_What the exercise asks:_
Copy every line from the records below that holds the word "JSON".

Data supplied START

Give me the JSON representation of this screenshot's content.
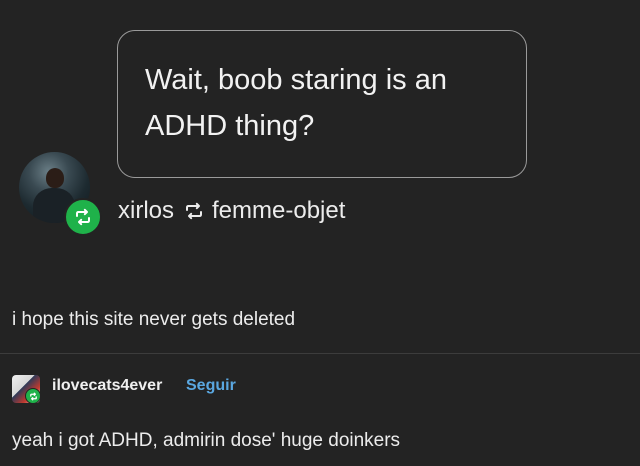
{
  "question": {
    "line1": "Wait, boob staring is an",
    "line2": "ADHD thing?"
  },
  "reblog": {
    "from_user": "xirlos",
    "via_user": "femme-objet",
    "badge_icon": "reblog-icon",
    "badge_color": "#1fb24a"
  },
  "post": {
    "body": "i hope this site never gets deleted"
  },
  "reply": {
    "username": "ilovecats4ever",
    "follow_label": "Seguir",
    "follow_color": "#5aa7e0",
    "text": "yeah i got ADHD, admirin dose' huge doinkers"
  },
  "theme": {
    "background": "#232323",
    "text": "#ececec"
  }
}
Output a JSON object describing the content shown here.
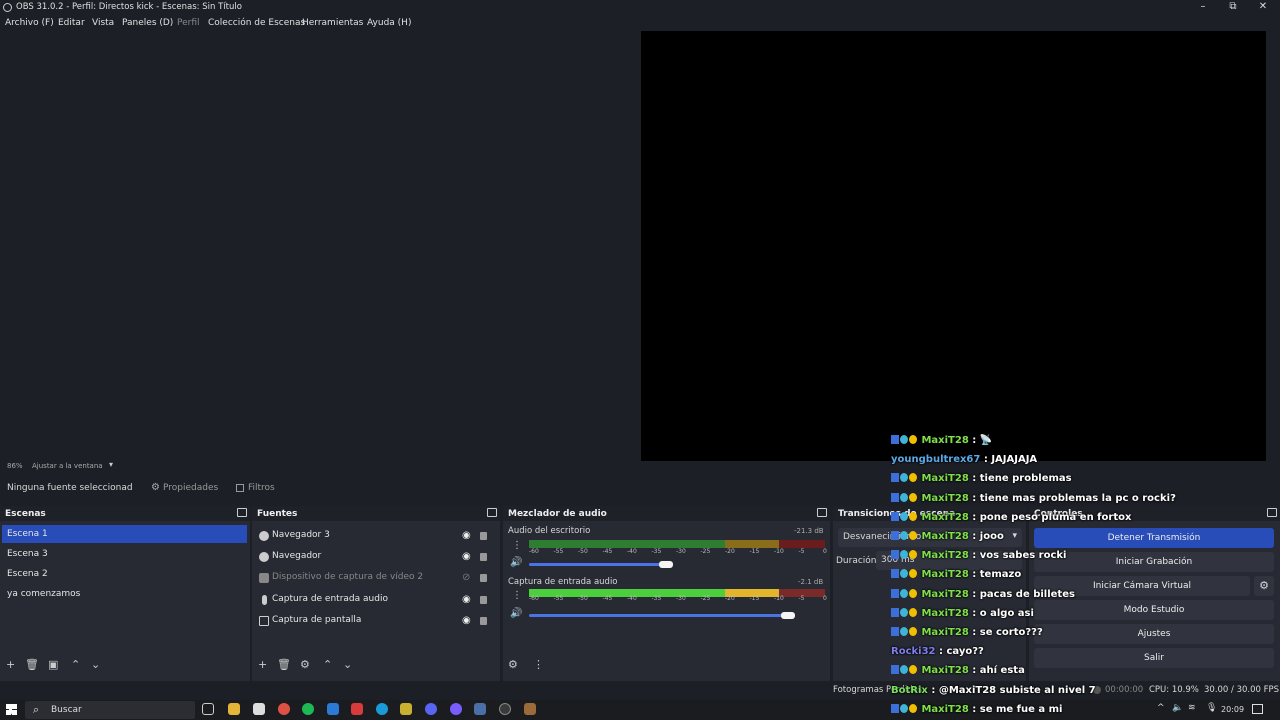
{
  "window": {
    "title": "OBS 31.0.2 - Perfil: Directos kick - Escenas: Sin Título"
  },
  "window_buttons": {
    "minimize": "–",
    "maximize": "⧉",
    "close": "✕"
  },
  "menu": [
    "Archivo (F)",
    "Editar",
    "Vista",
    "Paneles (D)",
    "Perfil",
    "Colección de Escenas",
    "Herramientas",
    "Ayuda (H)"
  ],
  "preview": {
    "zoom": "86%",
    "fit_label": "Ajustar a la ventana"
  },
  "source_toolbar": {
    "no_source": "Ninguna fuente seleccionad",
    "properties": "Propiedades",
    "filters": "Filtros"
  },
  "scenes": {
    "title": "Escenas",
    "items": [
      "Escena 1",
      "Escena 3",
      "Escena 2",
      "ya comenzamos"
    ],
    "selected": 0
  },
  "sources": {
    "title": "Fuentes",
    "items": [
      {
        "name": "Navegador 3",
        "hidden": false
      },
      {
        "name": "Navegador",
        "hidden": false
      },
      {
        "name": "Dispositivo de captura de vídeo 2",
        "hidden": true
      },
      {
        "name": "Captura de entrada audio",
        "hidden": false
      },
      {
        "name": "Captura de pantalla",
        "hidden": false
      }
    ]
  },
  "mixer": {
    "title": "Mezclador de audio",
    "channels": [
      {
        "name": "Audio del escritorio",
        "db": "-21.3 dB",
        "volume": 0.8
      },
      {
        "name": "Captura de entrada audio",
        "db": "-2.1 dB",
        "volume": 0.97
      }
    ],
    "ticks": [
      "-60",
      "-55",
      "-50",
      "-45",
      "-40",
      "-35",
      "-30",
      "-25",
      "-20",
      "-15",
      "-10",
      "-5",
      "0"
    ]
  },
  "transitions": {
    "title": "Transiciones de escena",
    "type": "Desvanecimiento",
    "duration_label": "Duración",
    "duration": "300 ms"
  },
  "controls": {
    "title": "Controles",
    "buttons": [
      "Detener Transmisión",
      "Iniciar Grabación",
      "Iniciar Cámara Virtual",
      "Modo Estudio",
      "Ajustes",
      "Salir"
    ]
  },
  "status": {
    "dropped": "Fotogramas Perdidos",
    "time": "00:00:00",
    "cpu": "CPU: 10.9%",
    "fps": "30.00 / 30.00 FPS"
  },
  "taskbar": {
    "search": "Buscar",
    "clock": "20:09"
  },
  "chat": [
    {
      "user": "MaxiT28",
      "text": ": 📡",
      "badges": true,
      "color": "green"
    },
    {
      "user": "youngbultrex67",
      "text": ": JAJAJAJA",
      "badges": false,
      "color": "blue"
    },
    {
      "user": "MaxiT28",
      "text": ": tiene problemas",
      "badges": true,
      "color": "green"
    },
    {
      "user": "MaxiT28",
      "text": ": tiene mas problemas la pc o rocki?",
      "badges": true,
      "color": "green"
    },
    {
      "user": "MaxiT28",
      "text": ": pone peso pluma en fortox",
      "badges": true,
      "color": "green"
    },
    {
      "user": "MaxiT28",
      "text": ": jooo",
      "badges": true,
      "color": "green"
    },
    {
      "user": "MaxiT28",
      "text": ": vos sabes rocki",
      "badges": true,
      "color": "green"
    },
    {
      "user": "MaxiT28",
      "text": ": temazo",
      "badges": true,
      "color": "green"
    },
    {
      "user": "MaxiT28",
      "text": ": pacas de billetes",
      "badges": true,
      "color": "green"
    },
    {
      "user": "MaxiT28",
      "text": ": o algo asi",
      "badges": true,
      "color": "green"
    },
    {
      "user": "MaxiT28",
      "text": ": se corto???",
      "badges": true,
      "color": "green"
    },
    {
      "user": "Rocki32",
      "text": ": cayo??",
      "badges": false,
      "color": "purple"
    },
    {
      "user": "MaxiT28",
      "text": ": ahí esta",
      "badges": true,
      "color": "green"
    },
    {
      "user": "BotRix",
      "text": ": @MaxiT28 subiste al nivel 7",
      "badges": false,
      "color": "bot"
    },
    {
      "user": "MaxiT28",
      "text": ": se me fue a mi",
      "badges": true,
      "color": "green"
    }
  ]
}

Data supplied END
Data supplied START

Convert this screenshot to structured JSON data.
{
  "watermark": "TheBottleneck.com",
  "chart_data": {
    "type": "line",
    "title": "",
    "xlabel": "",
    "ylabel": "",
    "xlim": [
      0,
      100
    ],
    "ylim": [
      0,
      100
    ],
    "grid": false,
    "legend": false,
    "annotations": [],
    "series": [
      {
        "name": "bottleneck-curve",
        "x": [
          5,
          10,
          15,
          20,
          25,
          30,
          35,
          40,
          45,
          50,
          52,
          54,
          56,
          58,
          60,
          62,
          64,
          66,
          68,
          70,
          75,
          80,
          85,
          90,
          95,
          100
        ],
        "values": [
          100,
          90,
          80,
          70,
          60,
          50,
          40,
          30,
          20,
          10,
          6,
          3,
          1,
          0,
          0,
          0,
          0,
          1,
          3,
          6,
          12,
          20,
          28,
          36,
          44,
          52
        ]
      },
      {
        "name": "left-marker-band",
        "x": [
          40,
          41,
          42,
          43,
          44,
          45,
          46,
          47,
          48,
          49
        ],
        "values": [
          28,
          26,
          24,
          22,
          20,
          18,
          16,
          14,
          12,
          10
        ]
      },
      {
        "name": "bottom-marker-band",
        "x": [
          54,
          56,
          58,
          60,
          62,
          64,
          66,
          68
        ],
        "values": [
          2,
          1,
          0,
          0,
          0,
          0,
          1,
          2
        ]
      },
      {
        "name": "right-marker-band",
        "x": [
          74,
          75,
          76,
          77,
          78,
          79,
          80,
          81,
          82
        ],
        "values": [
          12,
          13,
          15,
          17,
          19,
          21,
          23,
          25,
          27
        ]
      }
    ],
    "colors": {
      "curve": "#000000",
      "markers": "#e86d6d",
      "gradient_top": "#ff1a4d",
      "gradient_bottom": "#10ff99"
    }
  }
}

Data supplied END
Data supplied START

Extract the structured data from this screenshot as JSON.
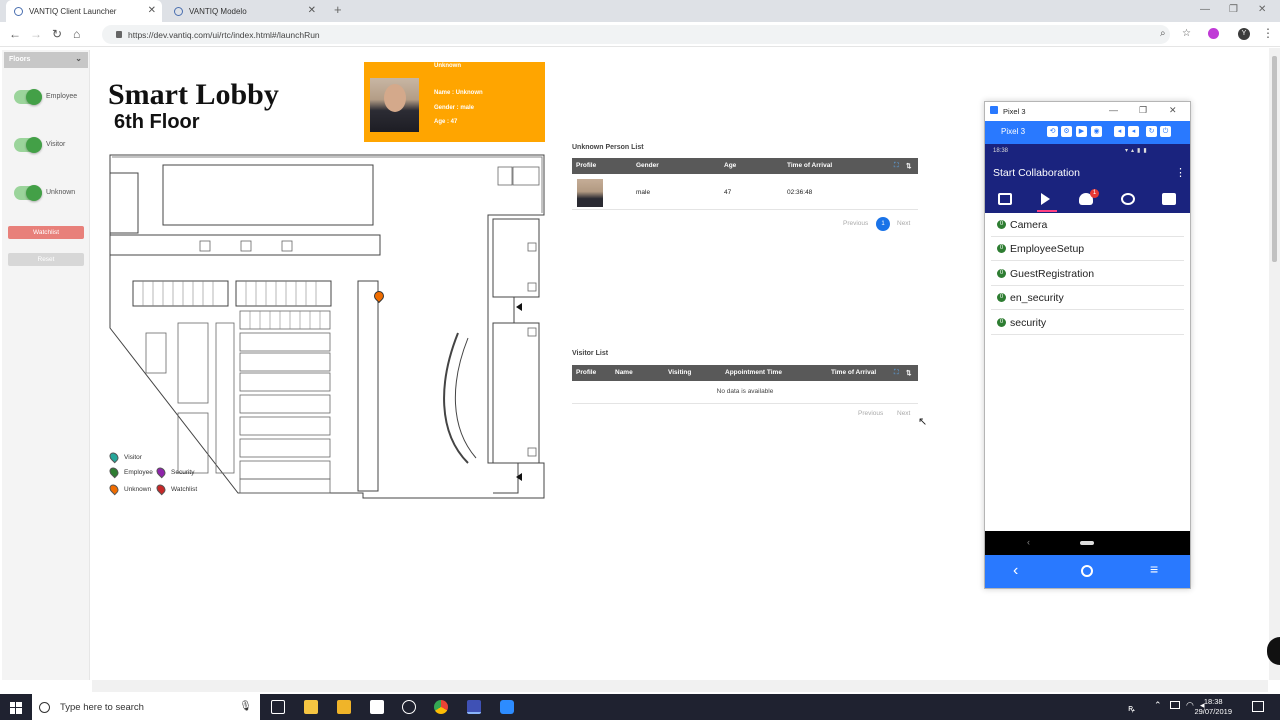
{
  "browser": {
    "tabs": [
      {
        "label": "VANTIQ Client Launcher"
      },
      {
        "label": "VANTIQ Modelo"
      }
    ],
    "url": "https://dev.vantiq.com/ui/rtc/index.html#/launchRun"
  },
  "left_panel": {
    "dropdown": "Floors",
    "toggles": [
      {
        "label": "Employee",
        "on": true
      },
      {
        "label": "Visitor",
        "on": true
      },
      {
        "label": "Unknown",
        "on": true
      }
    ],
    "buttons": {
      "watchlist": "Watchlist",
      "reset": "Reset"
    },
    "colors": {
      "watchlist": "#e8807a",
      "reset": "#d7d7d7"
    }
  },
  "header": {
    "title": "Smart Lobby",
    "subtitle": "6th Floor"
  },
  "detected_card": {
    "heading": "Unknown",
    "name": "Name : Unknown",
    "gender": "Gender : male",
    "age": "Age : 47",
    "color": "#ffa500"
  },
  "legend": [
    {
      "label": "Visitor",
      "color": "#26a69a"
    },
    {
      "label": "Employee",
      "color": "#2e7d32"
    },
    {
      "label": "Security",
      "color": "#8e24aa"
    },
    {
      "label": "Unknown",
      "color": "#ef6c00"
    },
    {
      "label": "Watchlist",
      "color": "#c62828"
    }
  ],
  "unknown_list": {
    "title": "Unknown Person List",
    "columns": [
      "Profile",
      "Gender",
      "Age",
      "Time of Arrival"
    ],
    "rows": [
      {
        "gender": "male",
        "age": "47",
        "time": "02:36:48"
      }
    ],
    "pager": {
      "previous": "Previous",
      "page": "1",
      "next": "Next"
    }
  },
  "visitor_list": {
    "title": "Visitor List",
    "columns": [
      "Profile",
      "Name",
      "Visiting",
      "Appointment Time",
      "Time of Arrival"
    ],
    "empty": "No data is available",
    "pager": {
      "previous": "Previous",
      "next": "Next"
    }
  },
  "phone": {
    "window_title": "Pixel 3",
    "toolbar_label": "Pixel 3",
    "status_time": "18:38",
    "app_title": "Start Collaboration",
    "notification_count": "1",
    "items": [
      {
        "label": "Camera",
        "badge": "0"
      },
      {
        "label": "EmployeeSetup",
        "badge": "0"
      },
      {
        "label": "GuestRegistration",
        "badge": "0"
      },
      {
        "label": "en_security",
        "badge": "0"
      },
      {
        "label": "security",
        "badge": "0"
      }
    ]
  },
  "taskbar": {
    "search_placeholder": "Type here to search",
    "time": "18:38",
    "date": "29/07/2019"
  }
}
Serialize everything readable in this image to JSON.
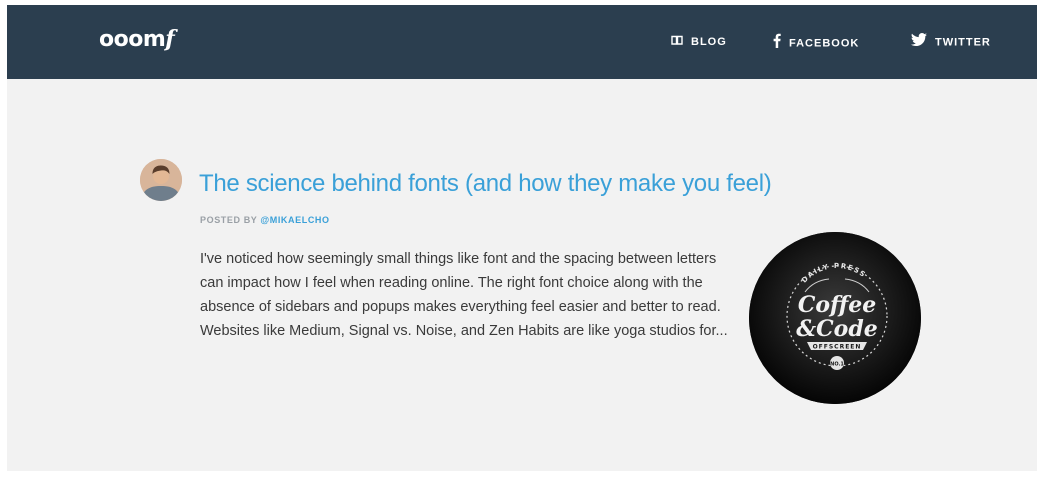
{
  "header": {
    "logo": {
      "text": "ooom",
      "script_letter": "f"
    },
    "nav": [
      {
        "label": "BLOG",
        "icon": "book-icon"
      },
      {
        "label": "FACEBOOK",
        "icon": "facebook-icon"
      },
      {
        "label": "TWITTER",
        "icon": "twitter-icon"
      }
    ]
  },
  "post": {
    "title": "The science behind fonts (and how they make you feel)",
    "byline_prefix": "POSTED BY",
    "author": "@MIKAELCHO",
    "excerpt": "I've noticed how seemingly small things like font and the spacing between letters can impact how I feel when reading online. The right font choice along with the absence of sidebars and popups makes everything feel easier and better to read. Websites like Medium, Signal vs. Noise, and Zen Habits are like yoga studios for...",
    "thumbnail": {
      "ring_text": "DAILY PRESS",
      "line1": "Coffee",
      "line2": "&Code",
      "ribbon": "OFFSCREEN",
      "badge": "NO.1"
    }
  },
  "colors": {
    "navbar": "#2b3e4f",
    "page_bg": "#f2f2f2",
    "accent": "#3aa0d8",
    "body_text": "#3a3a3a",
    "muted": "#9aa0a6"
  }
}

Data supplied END

_Task solution:_
Give me the JSON representation of this screenshot's content.
Output a JSON object describing the content shown here.
Convert this screenshot to structured JSON data.
Extract the structured data from this screenshot as JSON.
Serialize everything readable in this image to JSON.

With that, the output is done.